The semiregular, so-called Archimedean solids are the polyhedrons with less stringent demands on symmetry. Their vertices and edges are all equal, although the faces are made up of various regular polygons. This family also provides a finite list of thirteen solids and thirteen only.

These solids can be subdivided into smaller groups. The simple ones are produced by merely cutting across, i.e. truncating the corners of the five platonic solids. We thus have: the truncated tetrahedron (packable), the truncated hexahedron (packable), the truncated octahedron (packable), the truncated dodecahedron (non-packable) and the truncated icosahedron (non-packable).

The remaining eight archimedean solids are produced by successive truncation, firstly of the cuboctahedron (as truncation of the cube):

rhomb cuboctahedron

rhombitruncated cuboctahedron

snub hexahedron

and secondly, of the icosidodecahedron (as truncation of the icosahedron):

rhomb icosidodecahedron

rhombitruncated icosidodecahedron

snub dodecahedron.

In this way, all Archimedean solids are generated via the multiple truncation of platonic solids. All of these are contained in the Metaeder.
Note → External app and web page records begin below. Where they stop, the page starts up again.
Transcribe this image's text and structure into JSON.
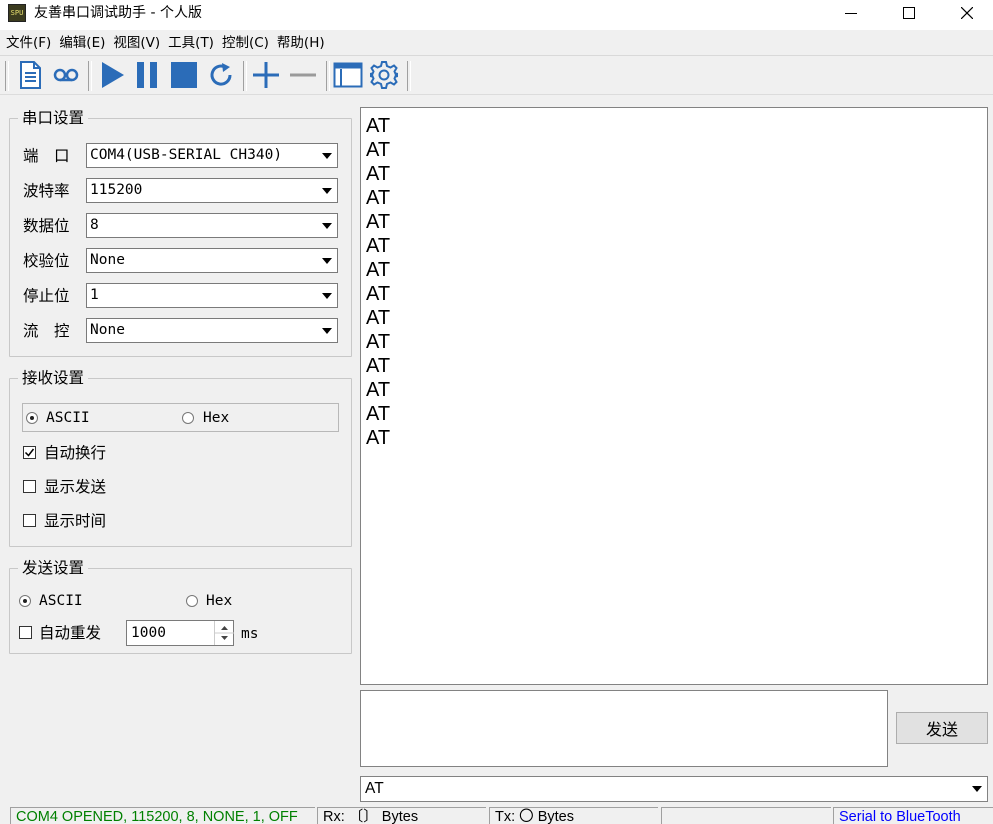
{
  "window": {
    "title": "友善串口调试助手 - 个人版",
    "icon_text": "SPU"
  },
  "menu": [
    "文件(F)",
    "编辑(E)",
    "视图(V)",
    "工具(T)",
    "控制(C)",
    "帮助(H)"
  ],
  "toolbar_icons": [
    "new-document-icon",
    "voicemail-icon",
    "play-icon",
    "pause-icon",
    "stop-icon",
    "refresh-icon",
    "plus-icon",
    "minus-icon",
    "window-icon",
    "gear-icon"
  ],
  "colors": {
    "accent": "#2b6cb8",
    "status_green": "#008000",
    "link_blue": "#0000ff"
  },
  "serial_settings": {
    "title": "串口设置",
    "fields": [
      {
        "label": "端　口",
        "value": "COM4(USB-SERIAL CH340)"
      },
      {
        "label": "波特率",
        "value": "115200"
      },
      {
        "label": "数据位",
        "value": "8"
      },
      {
        "label": "校验位",
        "value": "None"
      },
      {
        "label": "停止位",
        "value": "1"
      },
      {
        "label": "流　控",
        "value": "None"
      }
    ]
  },
  "receive_settings": {
    "title": "接收设置",
    "ascii_label": "ASCII",
    "hex_label": "Hex",
    "selected": "ASCII",
    "options": [
      {
        "label": "自动换行",
        "checked": true
      },
      {
        "label": "显示发送",
        "checked": false
      },
      {
        "label": "显示时间",
        "checked": false
      }
    ]
  },
  "send_settings": {
    "title": "发送设置",
    "ascii_label": "ASCII",
    "hex_label": "Hex",
    "selected": "ASCII",
    "auto_resend_label": "自动重发",
    "auto_resend_checked": false,
    "interval_value": "1000",
    "interval_unit": "ms"
  },
  "receive_lines": [
    "AT",
    "AT",
    "AT",
    "AT",
    "AT",
    "AT",
    "AT",
    "AT",
    "AT",
    "AT",
    "AT",
    "AT",
    "AT",
    "AT"
  ],
  "send_text": "",
  "send_button": "发送",
  "command_value": "AT",
  "status": {
    "connection": "COM4 OPENED, 115200, 8, NONE, 1, OFF",
    "rx": "Rx: 〔〕 Bytes",
    "tx": "Tx: 〇 Bytes",
    "link": "Serial to BlueTooth"
  }
}
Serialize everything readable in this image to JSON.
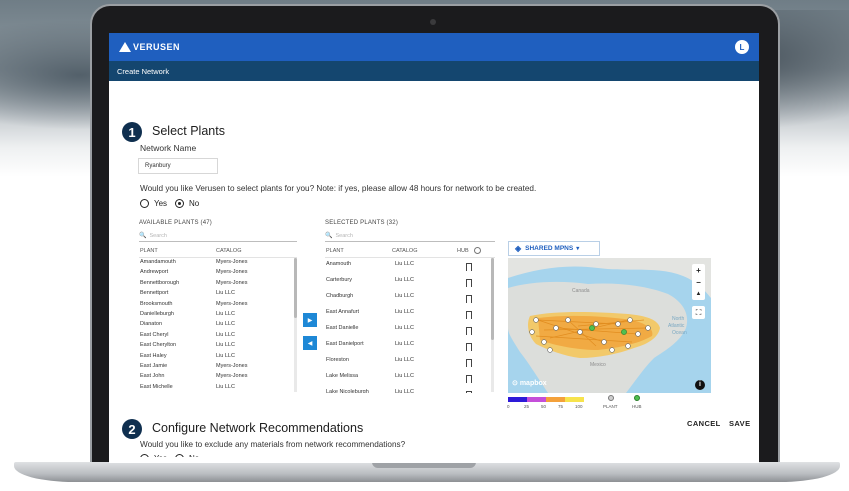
{
  "app": {
    "logo_text": "VERUSEN",
    "user_initial": "L",
    "page_title": "Create Network"
  },
  "step1": {
    "number": "1",
    "title": "Select Plants",
    "network_name_label": "Network Name",
    "network_name_value": "Ryanbury",
    "question": "Would you like Verusen to select plants for you? Note: if yes, please allow 48 hours for network to be created.",
    "options": [
      {
        "label": "Yes",
        "selected": false
      },
      {
        "label": "No",
        "selected": true
      }
    ]
  },
  "available": {
    "heading": "AVAILABLE PLANTS (47)",
    "search_placeholder": "Search",
    "col_plant": "PLANT",
    "col_catalog": "CATALOG",
    "rows": [
      [
        "Amandamouth",
        "Myers-Jones"
      ],
      [
        "Andrewport",
        "Myers-Jones"
      ],
      [
        "Bennettborough",
        "Myers-Jones"
      ],
      [
        "Bennettport",
        "Liu LLC"
      ],
      [
        "Brooksmouth",
        "Myers-Jones"
      ],
      [
        "Danielleburgh",
        "Liu LLC"
      ],
      [
        "Dianaton",
        "Liu LLC"
      ],
      [
        "East Cheryl",
        "Liu LLC"
      ],
      [
        "East Cherylton",
        "Liu LLC"
      ],
      [
        "East Haley",
        "Liu LLC"
      ],
      [
        "East Jamie",
        "Myers-Jones"
      ],
      [
        "East John",
        "Myers-Jones"
      ],
      [
        "East Michelle",
        "Liu LLC"
      ]
    ]
  },
  "selected": {
    "heading": "SELECTED PLANTS (32)",
    "search_placeholder": "Search",
    "col_plant": "PLANT",
    "col_catalog": "CATALOG",
    "col_hub": "HUB",
    "rows": [
      [
        "Anamouth",
        "Liu LLC"
      ],
      [
        "Carterbury",
        "Liu LLC"
      ],
      [
        "Chadburgh",
        "Liu LLC"
      ],
      [
        "East Annafurt",
        "Liu LLC"
      ],
      [
        "East Danielle",
        "Liu LLC"
      ],
      [
        "East Danielport",
        "Liu LLC"
      ],
      [
        "Floreston",
        "Liu LLC"
      ],
      [
        "Lake Melissa",
        "Liu LLC"
      ],
      [
        "Lake Nicoleburgh",
        "Liu LLC"
      ]
    ]
  },
  "map": {
    "shared_button": "SHARED MPNS",
    "zoom_in": "+",
    "zoom_out": "−",
    "compass": "▲",
    "fullscreen": "⛶",
    "attribution": "mapbox",
    "info": "i",
    "labels": {
      "canada": "Canada",
      "ocean": "North Atlantic Ocean",
      "mexico": "Mexico"
    },
    "legend_colors": [
      "#2d1ad8",
      "#c44fd9",
      "#f4a13a",
      "#f7e34c"
    ],
    "legend_ticks": [
      "0",
      "25",
      "50",
      "75",
      "100"
    ],
    "legend_plant": "PLANT",
    "legend_hub": "HUB"
  },
  "step2": {
    "number": "2",
    "title": "Configure Network Recommendations",
    "question": "Would you like to exclude any materials from network recommendations?",
    "options": [
      {
        "label": "Yes",
        "selected": true
      },
      {
        "label": "No",
        "selected": false
      }
    ]
  },
  "actions": {
    "cancel": "CANCEL",
    "save": "SAVE"
  }
}
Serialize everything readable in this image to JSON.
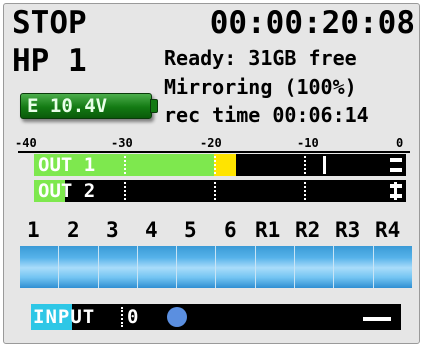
{
  "header": {
    "status": "STOP",
    "timecode": "00:00:20:08",
    "headphone": "HP 1"
  },
  "info": {
    "ready": "Ready: 31GB free",
    "mirroring": "Mirroring (100%)",
    "rec_time": "rec time 00:06:14"
  },
  "battery": {
    "label": "E 10.4V",
    "color": "#137a13"
  },
  "meter_scale": {
    "ticks": [
      "-40",
      "-30",
      "-20",
      "-10",
      "0"
    ]
  },
  "outputs": [
    {
      "label": "OUT 1",
      "level_db": -22,
      "peak_db": -20,
      "fill_color": "#7ee84e",
      "peak_color": "#ffe400"
    },
    {
      "label": "OUT 2",
      "level_db": null
    }
  ],
  "channels": {
    "labels": [
      "1",
      "2",
      "3",
      "4",
      "5",
      "6",
      "R1",
      "R2",
      "R3",
      "R4"
    ],
    "color": "#57b3ea"
  },
  "input": {
    "label": "INPUT",
    "value": "0",
    "accent": "#2ec7e6",
    "knob_color": "#5b8fe0"
  }
}
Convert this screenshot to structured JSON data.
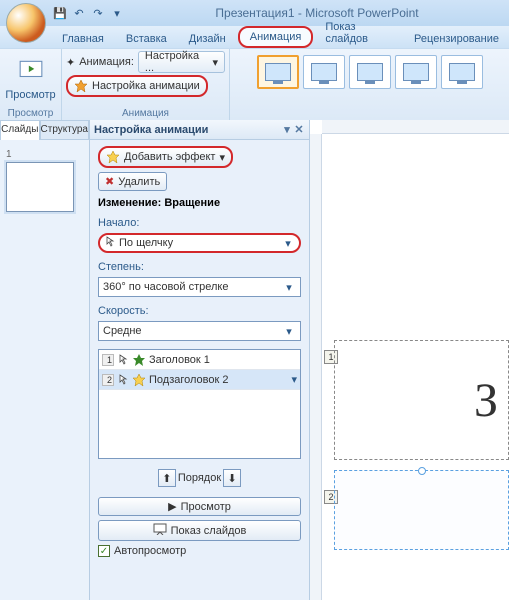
{
  "title": "Презентация1 - Microsoft PowerPoint",
  "menu": {
    "home": "Главная",
    "insert": "Вставка",
    "design": "Дизайн",
    "anim": "Анимация",
    "slideshow": "Показ слайдов",
    "review": "Рецензирование"
  },
  "ribbon": {
    "preview": "Просмотр",
    "preview_group": "Просмотр",
    "anim_label": "Анимация:",
    "anim_value": "Настройка ...",
    "custom_anim": "Настройка анимации",
    "anim_group": "Анимация"
  },
  "left": {
    "slides": "Слайды",
    "structure": "Структура",
    "slide_num": "1"
  },
  "pane": {
    "title": "Настройка анимации",
    "add_effect": "Добавить эффект",
    "delete": "Удалить",
    "change_title": "Изменение: Вращение",
    "start_label": "Начало:",
    "start_value": "По щелчку",
    "degree_label": "Степень:",
    "degree_value": "360° по часовой стрелке",
    "speed_label": "Скорость:",
    "speed_value": "Средне",
    "items": [
      {
        "n": "1",
        "name": "Заголовок 1"
      },
      {
        "n": "2",
        "name": "Подзаголовок 2"
      }
    ],
    "order": "Порядок",
    "preview_btn": "Просмотр",
    "slideshow_btn": "Показ слайдов",
    "autopreview": "Автопросмотр"
  },
  "canvas": {
    "text": "З",
    "tag1": "1",
    "tag2": "2"
  }
}
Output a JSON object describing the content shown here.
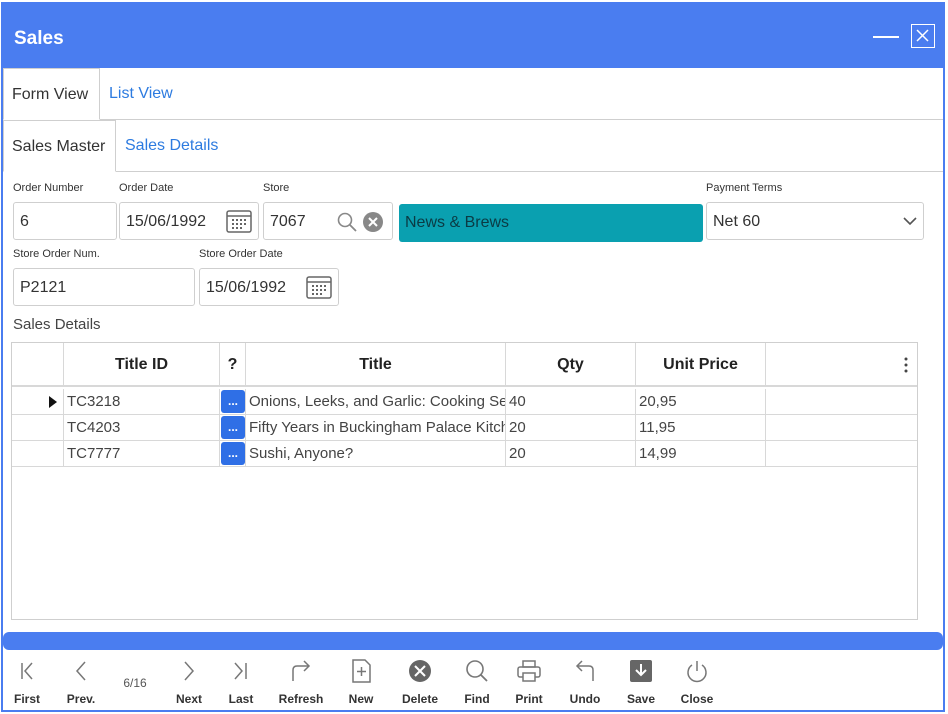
{
  "window": {
    "title": "Sales"
  },
  "view_tabs": [
    {
      "label": "Form View"
    },
    {
      "label": "List View"
    }
  ],
  "section_tabs": [
    {
      "label": "Sales Master"
    },
    {
      "label": "Sales Details"
    }
  ],
  "form": {
    "order_number": {
      "label": "Order Number",
      "value": "6"
    },
    "order_date": {
      "label": "Order Date",
      "value": "15/06/1992"
    },
    "store": {
      "label": "Store",
      "value": "7067",
      "name": "News & Brews"
    },
    "payment_terms": {
      "label": "Payment Terms",
      "value": "Net 60"
    },
    "store_order_num": {
      "label": "Store Order Num.",
      "value": "P2121"
    },
    "store_order_date": {
      "label": "Store Order Date",
      "value": "15/06/1992"
    }
  },
  "details": {
    "label": "Sales Details",
    "columns": [
      "Title ID",
      "?",
      "Title",
      "Qty",
      "Unit Price"
    ],
    "rows": [
      {
        "title_id": "TC3218",
        "title": "Onions, Leeks, and Garlic: Cooking Secrets of the Mediterranean",
        "qty": "40",
        "price": "20,95"
      },
      {
        "title_id": "TC4203",
        "title": "Fifty Years in Buckingham Palace Kitchens",
        "qty": "20",
        "price": "11,95"
      },
      {
        "title_id": "TC7777",
        "title": "Sushi, Anyone?",
        "qty": "20",
        "price": "14,99"
      }
    ],
    "dot_label": "..."
  },
  "toolbar": {
    "page_info": "6/16",
    "buttons": [
      {
        "label": "First",
        "icon": "first-icon"
      },
      {
        "label": "Prev.",
        "icon": "prev-icon"
      },
      {
        "label": "Next",
        "icon": "next-icon"
      },
      {
        "label": "Last",
        "icon": "last-icon"
      },
      {
        "label": "Refresh",
        "icon": "refresh-icon"
      },
      {
        "label": "New",
        "icon": "new-icon"
      },
      {
        "label": "Delete",
        "icon": "delete-icon"
      },
      {
        "label": "Find",
        "icon": "find-icon"
      },
      {
        "label": "Print",
        "icon": "print-icon"
      },
      {
        "label": "Undo",
        "icon": "undo-icon"
      },
      {
        "label": "Save",
        "icon": "save-icon"
      },
      {
        "label": "Close",
        "icon": "close-icon"
      }
    ]
  },
  "colors": {
    "accent": "#4a7df0",
    "store_name_bg": "#0aa0b0",
    "link": "#2d7be0"
  }
}
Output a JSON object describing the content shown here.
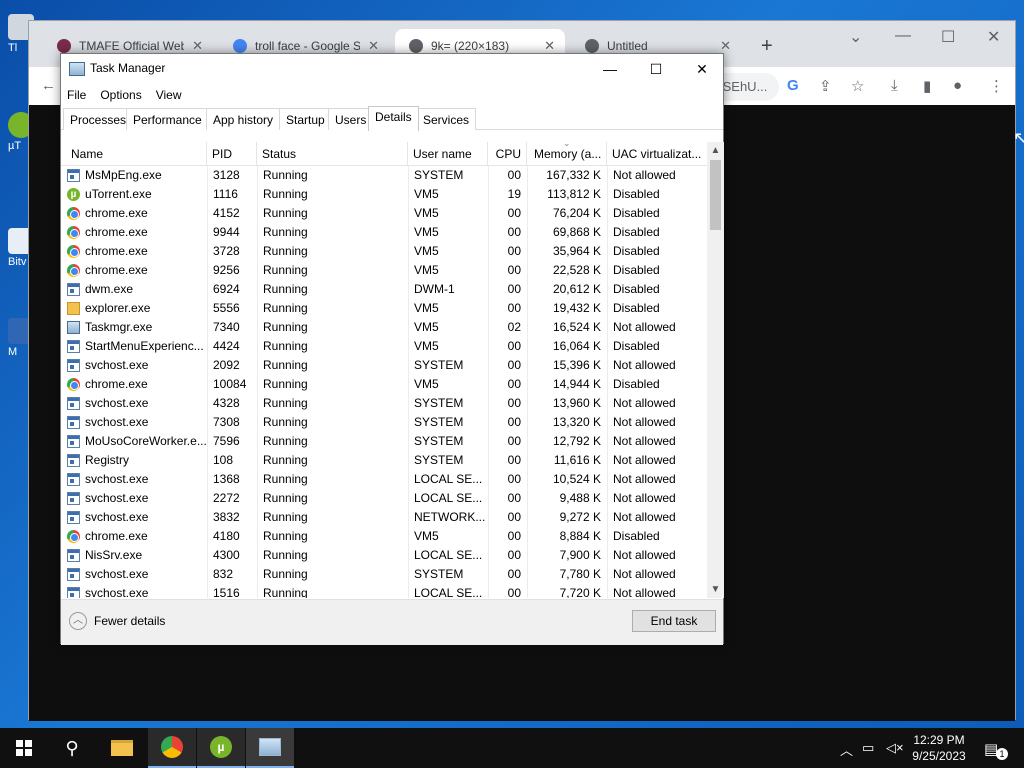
{
  "desktop": {
    "icons": [
      {
        "label": "Tl"
      },
      {
        "label": "µT"
      },
      {
        "label": "Bitv C"
      },
      {
        "label": "M"
      }
    ]
  },
  "chrome": {
    "tabs": [
      {
        "title": "TMAFE Official Website",
        "active": false,
        "favicon_color": "#7a2b4e"
      },
      {
        "title": "troll face - Google Search",
        "active": false,
        "favicon_color": "#4285f4"
      },
      {
        "title": "9k= (220×183)",
        "active": true,
        "favicon_color": "#5f6368"
      },
      {
        "title": "Untitled",
        "active": false,
        "favicon_color": "#5f6368"
      }
    ],
    "new_tab_label": "+",
    "omnibox_tail": "ISEhU..."
  },
  "taskmgr": {
    "title": "Task Manager",
    "menu": [
      "File",
      "Options",
      "View"
    ],
    "tabs": [
      {
        "label": "Processes",
        "active": false
      },
      {
        "label": "Performance",
        "active": false
      },
      {
        "label": "App history",
        "active": false
      },
      {
        "label": "Startup",
        "active": false
      },
      {
        "label": "Users",
        "active": false
      },
      {
        "label": "Details",
        "active": true
      },
      {
        "label": "Services",
        "active": false
      }
    ],
    "columns": [
      "Name",
      "PID",
      "Status",
      "User name",
      "CPU",
      "Memory (a...",
      "UAC virtualizat..."
    ],
    "rows": [
      {
        "icon": "generic",
        "name": "MsMpEng.exe",
        "pid": "3128",
        "status": "Running",
        "user": "SYSTEM",
        "cpu": "00",
        "memory": "167,332 K",
        "uac": "Not allowed"
      },
      {
        "icon": "utorrent",
        "name": "uTorrent.exe",
        "pid": "1116",
        "status": "Running",
        "user": "VM5",
        "cpu": "19",
        "memory": "113,812 K",
        "uac": "Disabled"
      },
      {
        "icon": "chrome",
        "name": "chrome.exe",
        "pid": "4152",
        "status": "Running",
        "user": "VM5",
        "cpu": "00",
        "memory": "76,204 K",
        "uac": "Disabled"
      },
      {
        "icon": "chrome",
        "name": "chrome.exe",
        "pid": "9944",
        "status": "Running",
        "user": "VM5",
        "cpu": "00",
        "memory": "69,868 K",
        "uac": "Disabled"
      },
      {
        "icon": "chrome",
        "name": "chrome.exe",
        "pid": "3728",
        "status": "Running",
        "user": "VM5",
        "cpu": "00",
        "memory": "35,964 K",
        "uac": "Disabled"
      },
      {
        "icon": "chrome",
        "name": "chrome.exe",
        "pid": "9256",
        "status": "Running",
        "user": "VM5",
        "cpu": "00",
        "memory": "22,528 K",
        "uac": "Disabled"
      },
      {
        "icon": "generic",
        "name": "dwm.exe",
        "pid": "6924",
        "status": "Running",
        "user": "DWM-1",
        "cpu": "00",
        "memory": "20,612 K",
        "uac": "Disabled"
      },
      {
        "icon": "explorer",
        "name": "explorer.exe",
        "pid": "5556",
        "status": "Running",
        "user": "VM5",
        "cpu": "00",
        "memory": "19,432 K",
        "uac": "Disabled"
      },
      {
        "icon": "taskmgr",
        "name": "Taskmgr.exe",
        "pid": "7340",
        "status": "Running",
        "user": "VM5",
        "cpu": "02",
        "memory": "16,524 K",
        "uac": "Not allowed"
      },
      {
        "icon": "generic",
        "name": "StartMenuExperienc...",
        "pid": "4424",
        "status": "Running",
        "user": "VM5",
        "cpu": "00",
        "memory": "16,064 K",
        "uac": "Disabled"
      },
      {
        "icon": "generic",
        "name": "svchost.exe",
        "pid": "2092",
        "status": "Running",
        "user": "SYSTEM",
        "cpu": "00",
        "memory": "15,396 K",
        "uac": "Not allowed"
      },
      {
        "icon": "chrome",
        "name": "chrome.exe",
        "pid": "10084",
        "status": "Running",
        "user": "VM5",
        "cpu": "00",
        "memory": "14,944 K",
        "uac": "Disabled"
      },
      {
        "icon": "generic",
        "name": "svchost.exe",
        "pid": "4328",
        "status": "Running",
        "user": "SYSTEM",
        "cpu": "00",
        "memory": "13,960 K",
        "uac": "Not allowed"
      },
      {
        "icon": "generic",
        "name": "svchost.exe",
        "pid": "7308",
        "status": "Running",
        "user": "SYSTEM",
        "cpu": "00",
        "memory": "13,320 K",
        "uac": "Not allowed"
      },
      {
        "icon": "generic",
        "name": "MoUsoCoreWorker.e...",
        "pid": "7596",
        "status": "Running",
        "user": "SYSTEM",
        "cpu": "00",
        "memory": "12,792 K",
        "uac": "Not allowed"
      },
      {
        "icon": "generic",
        "name": "Registry",
        "pid": "108",
        "status": "Running",
        "user": "SYSTEM",
        "cpu": "00",
        "memory": "11,616 K",
        "uac": "Not allowed"
      },
      {
        "icon": "generic",
        "name": "svchost.exe",
        "pid": "1368",
        "status": "Running",
        "user": "LOCAL SE...",
        "cpu": "00",
        "memory": "10,524 K",
        "uac": "Not allowed"
      },
      {
        "icon": "generic",
        "name": "svchost.exe",
        "pid": "2272",
        "status": "Running",
        "user": "LOCAL SE...",
        "cpu": "00",
        "memory": "9,488 K",
        "uac": "Not allowed"
      },
      {
        "icon": "generic",
        "name": "svchost.exe",
        "pid": "3832",
        "status": "Running",
        "user": "NETWORK...",
        "cpu": "00",
        "memory": "9,272 K",
        "uac": "Not allowed"
      },
      {
        "icon": "chrome",
        "name": "chrome.exe",
        "pid": "4180",
        "status": "Running",
        "user": "VM5",
        "cpu": "00",
        "memory": "8,884 K",
        "uac": "Disabled"
      },
      {
        "icon": "generic",
        "name": "NisSrv.exe",
        "pid": "4300",
        "status": "Running",
        "user": "LOCAL SE...",
        "cpu": "00",
        "memory": "7,900 K",
        "uac": "Not allowed"
      },
      {
        "icon": "generic",
        "name": "svchost.exe",
        "pid": "832",
        "status": "Running",
        "user": "SYSTEM",
        "cpu": "00",
        "memory": "7,780 K",
        "uac": "Not allowed"
      },
      {
        "icon": "generic",
        "name": "svchost.exe",
        "pid": "1516",
        "status": "Running",
        "user": "LOCAL SE...",
        "cpu": "00",
        "memory": "7,720 K",
        "uac": "Not allowed"
      }
    ],
    "footer": {
      "fewer_details_label": "Fewer details",
      "end_task_label": "End task"
    }
  },
  "taskbar": {
    "apps": [
      "start",
      "search",
      "file-explorer",
      "chrome",
      "utorrent",
      "task-manager"
    ],
    "clock_time": "12:29 PM",
    "clock_date": "9/25/2023",
    "notification_count": "1"
  }
}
The last in each case of the cubic octahedron and icosidodecahedron series are not symmetric, but either dextrorotatory or laevorotatory: we here encounter for the first time the phenomena of chirality.